Many would consider themselves fortunate to count even a couple of former high school classmates among their “active” friends into their AARP era. Others would be hard pressed to remember the names of 11 kids they were friends with at age 11. I hear from my friends from the old days most days. And it’s not like we all stayed in the area. Our posse includes residents of California, Texas, Louisiana, New York, Wisconsin, Maryland and Florida. Spread out around the country, we are constantly endeavoring to organize our next reunion. In the meantime, we text.

The Dewey Dozen is not a particularly homogenous group. Our career paths have been widely divergent. Some of us retired years ago; others never will. Neither do we share one political preference. Still, we’re smart enough to avoid politics for the most part since, to paraphrase Hyman Roth, It’s got nothing to do with friendship!
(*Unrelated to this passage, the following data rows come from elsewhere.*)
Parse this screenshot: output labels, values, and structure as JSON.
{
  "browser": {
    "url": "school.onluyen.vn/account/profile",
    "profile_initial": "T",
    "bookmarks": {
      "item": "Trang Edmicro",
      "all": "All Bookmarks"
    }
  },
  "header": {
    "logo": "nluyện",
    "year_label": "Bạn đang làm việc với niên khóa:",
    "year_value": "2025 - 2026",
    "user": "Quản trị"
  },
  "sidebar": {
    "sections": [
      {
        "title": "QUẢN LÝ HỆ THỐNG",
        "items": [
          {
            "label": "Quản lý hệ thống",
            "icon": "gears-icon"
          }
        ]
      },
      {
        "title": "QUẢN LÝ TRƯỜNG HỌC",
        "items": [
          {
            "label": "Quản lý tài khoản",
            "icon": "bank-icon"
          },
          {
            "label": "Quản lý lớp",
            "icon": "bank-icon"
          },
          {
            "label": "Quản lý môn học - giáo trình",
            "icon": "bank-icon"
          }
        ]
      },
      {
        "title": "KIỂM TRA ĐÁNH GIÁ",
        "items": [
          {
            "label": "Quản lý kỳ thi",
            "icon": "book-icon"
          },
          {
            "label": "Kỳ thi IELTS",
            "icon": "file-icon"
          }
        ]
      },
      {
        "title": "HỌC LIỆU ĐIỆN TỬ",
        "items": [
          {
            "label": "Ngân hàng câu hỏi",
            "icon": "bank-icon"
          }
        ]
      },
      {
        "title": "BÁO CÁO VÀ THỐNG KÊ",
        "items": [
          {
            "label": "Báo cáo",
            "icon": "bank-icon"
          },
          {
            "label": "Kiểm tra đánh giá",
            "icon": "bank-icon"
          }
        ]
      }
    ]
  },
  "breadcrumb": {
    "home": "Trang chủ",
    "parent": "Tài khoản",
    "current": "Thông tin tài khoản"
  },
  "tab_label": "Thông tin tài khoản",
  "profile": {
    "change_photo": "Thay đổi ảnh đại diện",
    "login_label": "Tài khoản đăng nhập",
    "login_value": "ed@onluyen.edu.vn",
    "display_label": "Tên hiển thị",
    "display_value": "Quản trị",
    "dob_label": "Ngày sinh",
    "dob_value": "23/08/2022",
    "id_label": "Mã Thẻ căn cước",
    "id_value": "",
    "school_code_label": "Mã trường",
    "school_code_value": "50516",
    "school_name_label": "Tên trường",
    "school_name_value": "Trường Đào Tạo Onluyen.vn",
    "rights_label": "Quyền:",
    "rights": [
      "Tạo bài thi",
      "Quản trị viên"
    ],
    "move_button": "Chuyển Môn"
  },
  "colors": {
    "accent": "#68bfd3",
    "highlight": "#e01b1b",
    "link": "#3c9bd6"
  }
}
Notwithstanding our roots, we are not all Jewish. Even among the minyan, our observance ranges from agnostic to frum. In fact, the only thing that bonds us is the bond itself — a friendship 55 years and counting.

We didn’t need Facebook to find each other. Despite our post-Dewey diaspora, we never lost touch. I take (almost) as much pride in our long-lasting friendship as I do in being happily married for 43 years.

Some days, the digital chatter is so incessant that I have to silence my phone. Someone seems to always have something to share — a thought-provoking article or a mindless video guaranteed to make you chuckle. I don’t always respond, but I always appreciate being included. I’ve come to anticipate and truly value, in particular, our group texts on Fridays. Being wished Good Shabbos from my oldest friends reaffirms my identity and my place in this world.

I didn’t graduate from Oak Park High. We moved to Southfield after 8th grade. I have a 50th high school reunion coming up. I’ll probably go. If I do, I’m sure I’ll enjoy myself well enough. But what I’m really looking forward to is the next time I get together with the kids from when life was simpler and the future full of endless possibilities.